> _WHAT YOU WILL DO_
Set every entry down again exactly, omitting none.

━━━━━ DATA SHOWN ━━━━━

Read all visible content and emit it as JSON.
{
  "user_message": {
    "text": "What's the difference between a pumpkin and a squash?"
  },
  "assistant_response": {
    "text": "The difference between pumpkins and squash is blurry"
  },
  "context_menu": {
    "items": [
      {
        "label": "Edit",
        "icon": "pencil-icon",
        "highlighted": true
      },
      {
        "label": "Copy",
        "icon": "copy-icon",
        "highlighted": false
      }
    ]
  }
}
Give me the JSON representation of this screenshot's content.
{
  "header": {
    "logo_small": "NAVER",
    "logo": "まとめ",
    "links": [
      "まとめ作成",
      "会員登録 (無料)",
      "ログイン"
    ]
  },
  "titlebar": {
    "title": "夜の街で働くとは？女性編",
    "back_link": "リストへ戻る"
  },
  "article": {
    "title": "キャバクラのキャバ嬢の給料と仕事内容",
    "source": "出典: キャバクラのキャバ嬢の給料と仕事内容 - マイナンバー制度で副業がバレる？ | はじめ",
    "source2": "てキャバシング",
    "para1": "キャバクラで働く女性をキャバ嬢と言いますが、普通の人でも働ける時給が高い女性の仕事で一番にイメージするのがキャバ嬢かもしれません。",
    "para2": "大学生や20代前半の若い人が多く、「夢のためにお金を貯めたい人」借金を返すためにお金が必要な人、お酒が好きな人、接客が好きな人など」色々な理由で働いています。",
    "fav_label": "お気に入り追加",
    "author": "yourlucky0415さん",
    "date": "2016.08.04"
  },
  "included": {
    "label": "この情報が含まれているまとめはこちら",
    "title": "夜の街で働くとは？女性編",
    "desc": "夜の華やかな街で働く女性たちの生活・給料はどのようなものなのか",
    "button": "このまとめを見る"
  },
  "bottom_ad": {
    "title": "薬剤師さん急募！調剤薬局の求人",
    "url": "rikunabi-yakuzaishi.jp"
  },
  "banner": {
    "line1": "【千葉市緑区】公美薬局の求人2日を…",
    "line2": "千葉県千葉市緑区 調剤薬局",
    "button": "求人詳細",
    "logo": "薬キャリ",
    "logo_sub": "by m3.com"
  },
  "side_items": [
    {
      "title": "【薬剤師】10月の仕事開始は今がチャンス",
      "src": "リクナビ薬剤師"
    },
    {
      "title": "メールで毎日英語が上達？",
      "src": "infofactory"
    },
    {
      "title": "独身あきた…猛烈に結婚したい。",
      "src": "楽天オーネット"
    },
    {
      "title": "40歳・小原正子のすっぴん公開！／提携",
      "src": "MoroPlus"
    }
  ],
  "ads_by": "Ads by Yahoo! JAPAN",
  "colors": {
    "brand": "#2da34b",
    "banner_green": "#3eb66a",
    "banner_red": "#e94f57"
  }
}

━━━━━

> _TASK RESPONSE_
Read all visible content and emit it as JSON.
{
  "user_message": {
    "text": "What's the difference between a pumpkin and a squash?"
  },
  "assistant_response": {
    "text": "The difference between pumpkins and squash is blurry"
  },
  "context_menu": {
    "items": [
      {
        "label": "Edit",
        "icon": "pencil-icon",
        "highlighted": true
      },
      {
        "label": "Copy",
        "icon": "copy-icon",
        "highlighted": false
      }
    ]
  }
}
Give me the JSON representation of this screenshot's content.
{
  "header": {
    "logo_small": "NAVER",
    "logo": "まとめ",
    "links": [
      "まとめ作成",
      "会員登録 (無料)",
      "ログイン"
    ]
  },
  "titlebar": {
    "title": "夜の街で働くとは？女性編",
    "back_link": "リストへ戻る"
  },
  "article": {
    "title": "キャバクラのキャバ嬢の給料と仕事内容",
    "source": "出典: キャバクラのキャバ嬢の給料と仕事内容 - マイナンバー制度で副業がバレる？ | はじめ",
    "source2": "てキャバシング",
    "para1": "キャバクラで働く女性をキャバ嬢と言いますが、普通の人でも働ける時給が高い女性の仕事で一番にイメージするのがキャバ嬢かもしれません。",
    "para2": "大学生や20代前半の若い人が多く、「夢のためにお金を貯めたい人」借金を返すためにお金が必要な人、お酒が好きな人、接客が好きな人など」色々な理由で働いています。",
    "fav_label": "お気に入り追加",
    "author": "yourlucky0415さん",
    "date": "2016.08.04"
  },
  "included": {
    "label": "この情報が含まれているまとめはこちら",
    "title": "夜の街で働くとは？女性編",
    "desc": "夜の華やかな街で働く女性たちの生活・給料はどのようなものなのか",
    "button": "このまとめを見る"
  },
  "bottom_ad": {
    "title": "薬剤師さん急募！調剤薬局の求人",
    "url": "rikunabi-yakuzaishi.jp"
  },
  "banner": {
    "line1": "【千葉市緑区】公美薬局の求人2日を…",
    "line2": "千葉県千葉市緑区 調剤薬局",
    "button": "求人詳細",
    "logo": "薬キャリ",
    "logo_sub": "by m3.com"
  },
  "side_items": [
    {
      "title": "【薬剤師】10月の仕事開始は今がチャンス",
      "src": "リクナビ薬剤師"
    },
    {
      "title": "メールで毎日英語が上達？",
      "src": "infofactory"
    },
    {
      "title": "独身あきた…猛烈に結婚したい。",
      "src": "楽天オーネット"
    },
    {
      "title": "40歳・小原正子のすっぴん公開！／提携",
      "src": "MoroPlus"
    }
  ],
  "ads_by": "Ads by Yahoo! JAPAN",
  "colors": {
    "brand": "#2da34b",
    "banner_green": "#3eb66a",
    "banner_red": "#e94f57"
  }
}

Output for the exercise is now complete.